Comcast, AT&T, and Verizon stand to make billions next year whether the U.S. ditches the rules mandating network neutrality or not. But if the Federal Communications Commission does go through with lifting restrictions that currently prevent internet providers from charging websites for prioritized access to users, these companies could pocket even more. Which is one reason why Comcast has been so supportive of FCC Chairman Ajit Pai’s plan to undo net neutrality, which could be enacted as early as January.
What could an internet with fast lanes and slow lanes look like? For one thing, it could mean that local museums and nonprofits start migrating all their web listings to Yelp and Google—rather than counting on people to visit their own, much slower websites—because those platforms pay companies like Comcast to load faster. It could be an internet that looks much more uniform and boring—and one that is even more lucrative for internet providers.
Or maybe that’s just the pessimistic case. After all, Comcast promises that it has no plans “to block, throttle, or discriminate against lawful content.” Thank goodness.
Anyone who has ever paid a bill to or waited for customer service from Comcast knows why it is one of America’s most detested companies, its recent efforts to improve its image notwithstanding. While Comcast says its customers will “enjoy strong net neutrality protections,” it hasn’t explicitly said it won’t offer paid prioritization, which is how the company would most likely monetize its new ability to legally muck with internet traffic. In other words, Comcast might not choke or slow service to any website, but it could speed access to destinations that pay for the priority service. The company’s promises should sound familiar. As Jon Brodkin pointed out in Ars Technica on Monday, back when the FCC was crafting the network neutrality rules in 2014, Comcast said it had no plans to enact paid prioritization, either. “We don’t prioritize Internet traffic or have paid fast lanes, and have no plans to do so,” a Comcast executive wrote in a blog post that year.
But Comcast’s line has changed in an important way. In a comment to the FCC from earlier this year, the company said it is time for the FCC to adopt a “more flexible” approach to paid prioritization, and noted in a blog post at the time that the FCC should consider net neutrality principles that prevent “no anticompetitive paid prioritization.” In other words, not necessarily all paid prioritization. The inclusion of “anti-competitive” could signal that the company does in fact hope to offer fast-lane service, but at the same price for all. And it might be a price that say, Fox News and the New York Times can afford, but one that smaller outlets can’t.

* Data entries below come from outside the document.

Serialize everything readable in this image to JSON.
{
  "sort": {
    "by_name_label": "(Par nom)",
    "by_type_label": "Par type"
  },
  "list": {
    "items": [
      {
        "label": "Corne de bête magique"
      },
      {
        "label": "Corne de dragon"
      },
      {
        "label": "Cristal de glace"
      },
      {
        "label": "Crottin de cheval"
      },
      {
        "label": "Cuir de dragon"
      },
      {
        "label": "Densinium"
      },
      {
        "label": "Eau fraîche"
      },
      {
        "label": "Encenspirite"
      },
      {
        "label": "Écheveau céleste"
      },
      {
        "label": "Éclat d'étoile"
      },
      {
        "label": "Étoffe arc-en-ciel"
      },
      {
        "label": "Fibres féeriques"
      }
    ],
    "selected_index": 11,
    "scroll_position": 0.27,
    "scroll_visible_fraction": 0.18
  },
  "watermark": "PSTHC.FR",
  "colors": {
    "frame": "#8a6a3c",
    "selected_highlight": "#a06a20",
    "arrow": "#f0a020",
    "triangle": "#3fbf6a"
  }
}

That Comcast’s language is changing is one reason to distrust its promises regarding net neutrality, but its track record is an even bigger one. The company has been caught red-handed lying about its traffic discrimination in the past. In 2007, for example, when Comcast was found intermittently blocking users’ ability to use BitTorrent, the company made numerous false claims about its network interference before finally admitting its bad behavior and halting the disruptions.
And once Pai’s proposal becomes federal policy, internet providers won’t even feel a need to make false claims about how they discriminate against traffic anymore. They’ll just need to be clear that they reserve the right to do so, since the new net neutrality rules would only require these companies to be transparent about their business practices, while otherwise taking an anything-goes stance.
Right now, Comcast and its peers are waging a full-on, feel-good messaging campaign to get the net neutrality rules off the books. They wouldn’t be doing that if they planned to abide by open-internet principles even if the federal guidelines are changed. For the moment, Comcast is locked into an agreement to abide by net neutrality until September 2018, part of the conditions it agreed to when the feds approved its merger with NBC/Universal. But after that, all bets are off.